My chosen specialty of radiation oncology has become perhaps the most technology driven in all of medicine.  All of our treatment planning is done from a CAT scan—nearly all radiation therapy departments have their own scanners.  We are fairly low down on the food chain of medicine when it comes to making discoveries on a physical exam—by the time the patient sees us, with the notable exception of head and neck cancer patients whose tumors are best cured by a combination of chemotherapy and radiation, those tumors have been scraped off, whacked out, frozen, melted or otherwise assaulted.  Oftentimes there is nothing really to examine—I have mentioned before my mentor who said “Radiation works best when there’s no disease!”   Knowing that my CAT scanner is just around the corner, I sometimes feel a little silly doing a thorough physical exam.  So you can imagine my complete shock a few months ago when asked to examine a patient who had some very nonspecific complaints of fever and malaise on her first day of treatment, and to hear a big WHOOSH WHOOSH WHOOSH as I listened to her heart. I looked back at my initial physical—there had been no heart murmur two weeks earlier.  I sent her directly to the hospital, and 24 hours later she was in the OR having both her aortic and her mitral valves replaced for acute bacterial endocarditis, an infection of the heart valves brought on by an infected chemotherapy catheter.  I can only imagine the eye rolling that took place in the emergency room when the radiation oncologist called in a case of endocarditis—I mean they all know we’re the guys in the basement playing with computers and pushing buttons!  It was not the first time, but it was probably the most important time that my three years of internal medicine training had a huge payoff for the patient.  It saved her life.
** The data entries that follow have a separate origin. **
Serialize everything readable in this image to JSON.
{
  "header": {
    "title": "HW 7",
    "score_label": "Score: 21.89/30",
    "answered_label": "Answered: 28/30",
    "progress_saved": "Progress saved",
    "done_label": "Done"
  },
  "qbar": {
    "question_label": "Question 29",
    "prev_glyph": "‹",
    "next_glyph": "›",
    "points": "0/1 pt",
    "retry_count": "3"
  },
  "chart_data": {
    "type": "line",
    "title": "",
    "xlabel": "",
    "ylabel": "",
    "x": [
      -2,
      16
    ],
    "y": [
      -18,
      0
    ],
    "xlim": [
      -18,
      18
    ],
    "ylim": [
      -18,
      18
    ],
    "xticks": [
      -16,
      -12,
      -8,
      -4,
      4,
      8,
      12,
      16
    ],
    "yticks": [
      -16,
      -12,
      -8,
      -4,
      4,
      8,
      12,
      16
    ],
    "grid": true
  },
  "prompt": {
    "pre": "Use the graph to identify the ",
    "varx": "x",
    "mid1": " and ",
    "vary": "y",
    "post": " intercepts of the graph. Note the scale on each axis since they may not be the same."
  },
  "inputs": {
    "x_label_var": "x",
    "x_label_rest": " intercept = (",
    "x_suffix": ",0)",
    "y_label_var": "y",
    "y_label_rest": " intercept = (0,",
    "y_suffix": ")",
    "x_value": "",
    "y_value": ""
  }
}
In the NYT interview, Dr. Verghese said something else about the physical exam that struck me as an uncommon truth.  He said that a proper exam earns trust, and is the ritual that transforms two strangers into a doctor and a patient.  My daughter is interviewing for an internal medicine residency at Stanford next month.  If she ends up with Dr. Verghese as a mentor and teacher, she will be very fortunate indeed.